- _TASK STATEMENT_:
In the copy, every line of the material that follows must appear exactly, and no pictures should.

DATA FOR THIS EXERCISE Start Marker

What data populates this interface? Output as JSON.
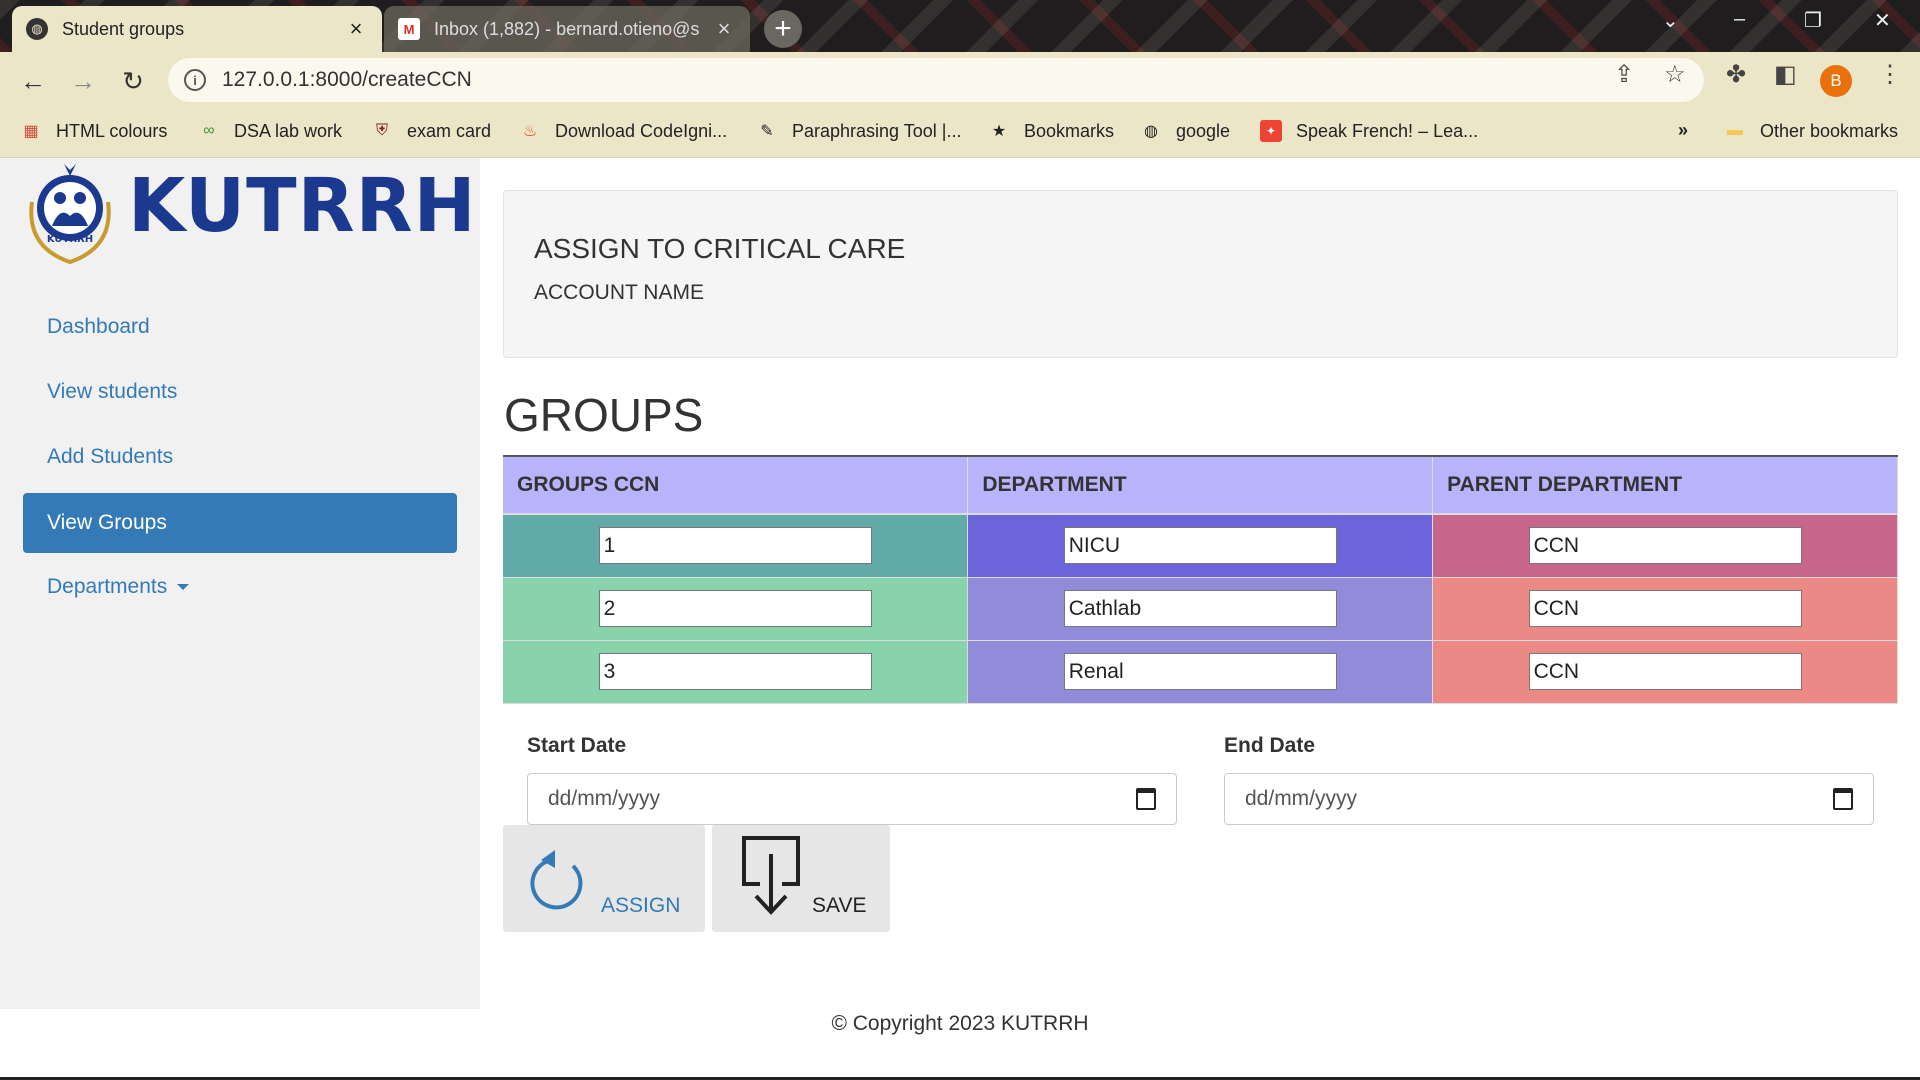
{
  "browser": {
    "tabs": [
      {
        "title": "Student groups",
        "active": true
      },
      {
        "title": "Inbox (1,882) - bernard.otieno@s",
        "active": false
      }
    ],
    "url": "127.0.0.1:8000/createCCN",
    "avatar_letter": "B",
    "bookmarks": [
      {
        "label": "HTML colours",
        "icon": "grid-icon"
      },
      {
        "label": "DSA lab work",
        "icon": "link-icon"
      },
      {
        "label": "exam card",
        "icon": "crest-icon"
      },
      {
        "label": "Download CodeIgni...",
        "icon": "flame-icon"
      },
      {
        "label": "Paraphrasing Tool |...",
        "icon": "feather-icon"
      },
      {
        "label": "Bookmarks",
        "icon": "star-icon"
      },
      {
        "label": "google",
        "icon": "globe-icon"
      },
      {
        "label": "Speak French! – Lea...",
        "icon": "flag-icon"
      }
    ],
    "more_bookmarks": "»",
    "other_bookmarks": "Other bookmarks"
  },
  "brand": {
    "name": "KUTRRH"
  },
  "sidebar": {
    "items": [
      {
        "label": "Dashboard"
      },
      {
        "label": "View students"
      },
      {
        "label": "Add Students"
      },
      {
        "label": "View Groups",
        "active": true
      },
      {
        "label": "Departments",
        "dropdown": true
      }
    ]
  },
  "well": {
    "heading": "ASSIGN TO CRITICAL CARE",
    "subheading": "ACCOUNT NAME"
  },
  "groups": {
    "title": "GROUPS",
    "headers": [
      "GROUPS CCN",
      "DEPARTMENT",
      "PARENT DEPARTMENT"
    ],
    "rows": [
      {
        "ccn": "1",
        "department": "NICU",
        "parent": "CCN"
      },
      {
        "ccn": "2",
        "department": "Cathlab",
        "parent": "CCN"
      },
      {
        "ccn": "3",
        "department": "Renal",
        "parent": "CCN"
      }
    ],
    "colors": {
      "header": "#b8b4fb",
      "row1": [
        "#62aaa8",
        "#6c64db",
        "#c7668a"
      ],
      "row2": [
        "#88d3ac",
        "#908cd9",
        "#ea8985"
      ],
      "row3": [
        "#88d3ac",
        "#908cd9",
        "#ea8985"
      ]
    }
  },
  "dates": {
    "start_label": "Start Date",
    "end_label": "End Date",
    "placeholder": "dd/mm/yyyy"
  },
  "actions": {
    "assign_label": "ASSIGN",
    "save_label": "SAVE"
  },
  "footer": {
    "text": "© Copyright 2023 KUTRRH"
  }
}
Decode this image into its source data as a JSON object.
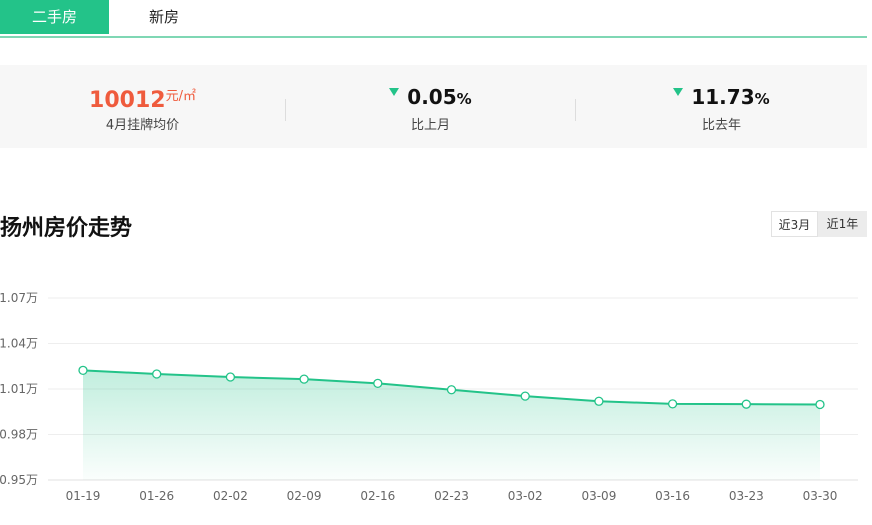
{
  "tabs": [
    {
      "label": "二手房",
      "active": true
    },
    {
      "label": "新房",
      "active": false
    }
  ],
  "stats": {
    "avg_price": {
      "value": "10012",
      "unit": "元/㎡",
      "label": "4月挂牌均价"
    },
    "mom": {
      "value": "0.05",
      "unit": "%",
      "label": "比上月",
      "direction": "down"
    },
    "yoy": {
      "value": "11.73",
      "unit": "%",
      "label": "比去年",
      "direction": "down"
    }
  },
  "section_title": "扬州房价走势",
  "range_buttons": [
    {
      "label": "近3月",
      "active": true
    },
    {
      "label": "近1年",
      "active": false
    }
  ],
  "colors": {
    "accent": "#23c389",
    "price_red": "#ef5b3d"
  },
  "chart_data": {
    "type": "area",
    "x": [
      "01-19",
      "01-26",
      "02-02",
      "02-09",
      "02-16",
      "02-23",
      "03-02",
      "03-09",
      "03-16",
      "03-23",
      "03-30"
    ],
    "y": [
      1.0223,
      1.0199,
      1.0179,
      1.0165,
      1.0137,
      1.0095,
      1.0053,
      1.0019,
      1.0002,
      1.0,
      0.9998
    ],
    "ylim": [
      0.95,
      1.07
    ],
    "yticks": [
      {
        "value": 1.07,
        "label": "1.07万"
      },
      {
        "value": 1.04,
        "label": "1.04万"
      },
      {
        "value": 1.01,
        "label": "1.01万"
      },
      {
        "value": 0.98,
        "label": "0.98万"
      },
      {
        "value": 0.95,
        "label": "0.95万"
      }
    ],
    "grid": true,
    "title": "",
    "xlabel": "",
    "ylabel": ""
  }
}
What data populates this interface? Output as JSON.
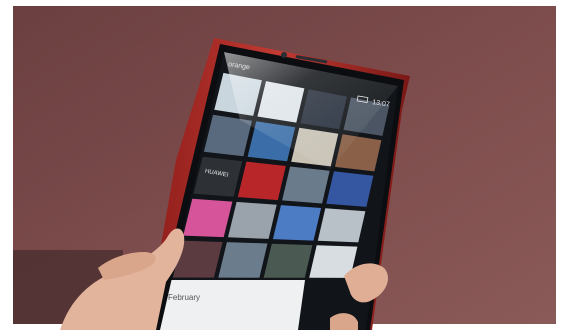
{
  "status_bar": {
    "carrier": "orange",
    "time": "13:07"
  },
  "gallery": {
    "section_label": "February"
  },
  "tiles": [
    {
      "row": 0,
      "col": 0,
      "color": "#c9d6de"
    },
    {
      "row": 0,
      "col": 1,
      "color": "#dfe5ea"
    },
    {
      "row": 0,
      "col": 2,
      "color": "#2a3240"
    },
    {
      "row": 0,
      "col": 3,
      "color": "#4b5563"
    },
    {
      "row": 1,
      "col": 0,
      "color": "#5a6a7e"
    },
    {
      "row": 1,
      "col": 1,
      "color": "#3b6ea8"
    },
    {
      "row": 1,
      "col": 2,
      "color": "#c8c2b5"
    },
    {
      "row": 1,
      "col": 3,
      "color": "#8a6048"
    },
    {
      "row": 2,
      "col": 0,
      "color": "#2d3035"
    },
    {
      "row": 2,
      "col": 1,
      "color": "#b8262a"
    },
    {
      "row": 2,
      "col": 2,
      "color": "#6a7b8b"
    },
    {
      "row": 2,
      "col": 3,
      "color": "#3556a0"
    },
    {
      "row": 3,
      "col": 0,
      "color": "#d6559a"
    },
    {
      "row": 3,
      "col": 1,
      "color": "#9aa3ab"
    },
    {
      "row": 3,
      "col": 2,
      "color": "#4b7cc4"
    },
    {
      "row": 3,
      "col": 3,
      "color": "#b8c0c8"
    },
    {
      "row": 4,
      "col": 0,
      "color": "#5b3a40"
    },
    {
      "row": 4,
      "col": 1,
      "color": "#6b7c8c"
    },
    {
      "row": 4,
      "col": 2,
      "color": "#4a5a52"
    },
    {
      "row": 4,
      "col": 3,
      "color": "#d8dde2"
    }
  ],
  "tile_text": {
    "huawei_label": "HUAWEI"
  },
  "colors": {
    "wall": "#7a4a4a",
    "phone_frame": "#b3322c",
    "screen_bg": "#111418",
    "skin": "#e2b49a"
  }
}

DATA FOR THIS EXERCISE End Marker

- _REPLY TO THE TASK_:
What data populates this interface? Output as JSON.
{
  "browser": {
    "tabs": [
      {
        "title": "Student groups",
        "active": true
      },
      {
        "title": "Inbox (1,882) - bernard.otieno@s",
        "active": false
      }
    ],
    "url": "127.0.0.1:8000/createCCN",
    "avatar_letter": "B",
    "bookmarks": [
      {
        "label": "HTML colours",
        "icon": "grid-icon"
      },
      {
        "label": "DSA lab work",
        "icon": "link-icon"
      },
      {
        "label": "exam card",
        "icon": "crest-icon"
      },
      {
        "label": "Download CodeIgni...",
        "icon": "flame-icon"
      },
      {
        "label": "Paraphrasing Tool |...",
        "icon": "feather-icon"
      },
      {
        "label": "Bookmarks",
        "icon": "star-icon"
      },
      {
        "label": "google",
        "icon": "globe-icon"
      },
      {
        "label": "Speak French! – Lea...",
        "icon": "flag-icon"
      }
    ],
    "more_bookmarks": "»",
    "other_bookmarks": "Other bookmarks"
  },
  "brand": {
    "name": "KUTRRH"
  },
  "sidebar": {
    "items": [
      {
        "label": "Dashboard"
      },
      {
        "label": "View students"
      },
      {
        "label": "Add Students"
      },
      {
        "label": "View Groups",
        "active": true
      },
      {
        "label": "Departments",
        "dropdown": true
      }
    ]
  },
  "well": {
    "heading": "ASSIGN TO CRITICAL CARE",
    "subheading": "ACCOUNT NAME"
  },
  "groups": {
    "title": "GROUPS",
    "headers": [
      "GROUPS CCN",
      "DEPARTMENT",
      "PARENT DEPARTMENT"
    ],
    "rows": [
      {
        "ccn": "1",
        "department": "NICU",
        "parent": "CCN"
      },
      {
        "ccn": "2",
        "department": "Cathlab",
        "parent": "CCN"
      },
      {
        "ccn": "3",
        "department": "Renal",
        "parent": "CCN"
      }
    ],
    "colors": {
      "header": "#b8b4fb",
      "row1": [
        "#62aaa8",
        "#6c64db",
        "#c7668a"
      ],
      "row2": [
        "#88d3ac",
        "#908cd9",
        "#ea8985"
      ],
      "row3": [
        "#88d3ac",
        "#908cd9",
        "#ea8985"
      ]
    }
  },
  "dates": {
    "start_label": "Start Date",
    "end_label": "End Date",
    "placeholder": "dd/mm/yyyy"
  },
  "actions": {
    "assign_label": "ASSIGN",
    "save_label": "SAVE"
  },
  "footer": {
    "text": "© Copyright 2023 KUTRRH"
  }
}
Decode this image into its source data as a JSON object.
{
  "tabs": [
    {
      "label": "二手房",
      "active": true
    },
    {
      "label": "新房",
      "active": false
    }
  ],
  "stats": {
    "avg_price": {
      "value": "10012",
      "unit": "元/㎡",
      "label": "4月挂牌均价"
    },
    "mom": {
      "value": "0.05",
      "unit": "%",
      "label": "比上月",
      "direction": "down"
    },
    "yoy": {
      "value": "11.73",
      "unit": "%",
      "label": "比去年",
      "direction": "down"
    }
  },
  "section_title": "扬州房价走势",
  "range_buttons": [
    {
      "label": "近3月",
      "active": true
    },
    {
      "label": "近1年",
      "active": false
    }
  ],
  "colors": {
    "accent": "#23c389",
    "price_red": "#ef5b3d"
  },
  "chart_data": {
    "type": "area",
    "x": [
      "01-19",
      "01-26",
      "02-02",
      "02-09",
      "02-16",
      "02-23",
      "03-02",
      "03-09",
      "03-16",
      "03-23",
      "03-30"
    ],
    "y": [
      1.0223,
      1.0199,
      1.0179,
      1.0165,
      1.0137,
      1.0095,
      1.0053,
      1.0019,
      1.0002,
      1.0,
      0.9998
    ],
    "ylim": [
      0.95,
      1.07
    ],
    "yticks": [
      {
        "value": 1.07,
        "label": "1.07万"
      },
      {
        "value": 1.04,
        "label": "1.04万"
      },
      {
        "value": 1.01,
        "label": "1.01万"
      },
      {
        "value": 0.98,
        "label": "0.98万"
      },
      {
        "value": 0.95,
        "label": "0.95万"
      }
    ],
    "grid": true,
    "title": "",
    "xlabel": "",
    "ylabel": ""
  }
}
What data populates this interface? Output as JSON.
{
  "status_bar": {
    "carrier": "orange",
    "time": "13:07"
  },
  "gallery": {
    "section_label": "February"
  },
  "tiles": [
    {
      "row": 0,
      "col": 0,
      "color": "#c9d6de"
    },
    {
      "row": 0,
      "col": 1,
      "color": "#dfe5ea"
    },
    {
      "row": 0,
      "col": 2,
      "color": "#2a3240"
    },
    {
      "row": 0,
      "col": 3,
      "color": "#4b5563"
    },
    {
      "row": 1,
      "col": 0,
      "color": "#5a6a7e"
    },
    {
      "row": 1,
      "col": 1,
      "color": "#3b6ea8"
    },
    {
      "row": 1,
      "col": 2,
      "color": "#c8c2b5"
    },
    {
      "row": 1,
      "col": 3,
      "color": "#8a6048"
    },
    {
      "row": 2,
      "col": 0,
      "color": "#2d3035"
    },
    {
      "row": 2,
      "col": 1,
      "color": "#b8262a"
    },
    {
      "row": 2,
      "col": 2,
      "color": "#6a7b8b"
    },
    {
      "row": 2,
      "col": 3,
      "color": "#3556a0"
    },
    {
      "row": 3,
      "col": 0,
      "color": "#d6559a"
    },
    {
      "row": 3,
      "col": 1,
      "color": "#9aa3ab"
    },
    {
      "row": 3,
      "col": 2,
      "color": "#4b7cc4"
    },
    {
      "row": 3,
      "col": 3,
      "color": "#b8c0c8"
    },
    {
      "row": 4,
      "col": 0,
      "color": "#5b3a40"
    },
    {
      "row": 4,
      "col": 1,
      "color": "#6b7c8c"
    },
    {
      "row": 4,
      "col": 2,
      "color": "#4a5a52"
    },
    {
      "row": 4,
      "col": 3,
      "color": "#d8dde2"
    }
  ],
  "tile_text": {
    "huawei_label": "HUAWEI"
  },
  "colors": {
    "wall": "#7a4a4a",
    "phone_frame": "#b3322c",
    "screen_bg": "#111418",
    "skin": "#e2b49a"
  }
}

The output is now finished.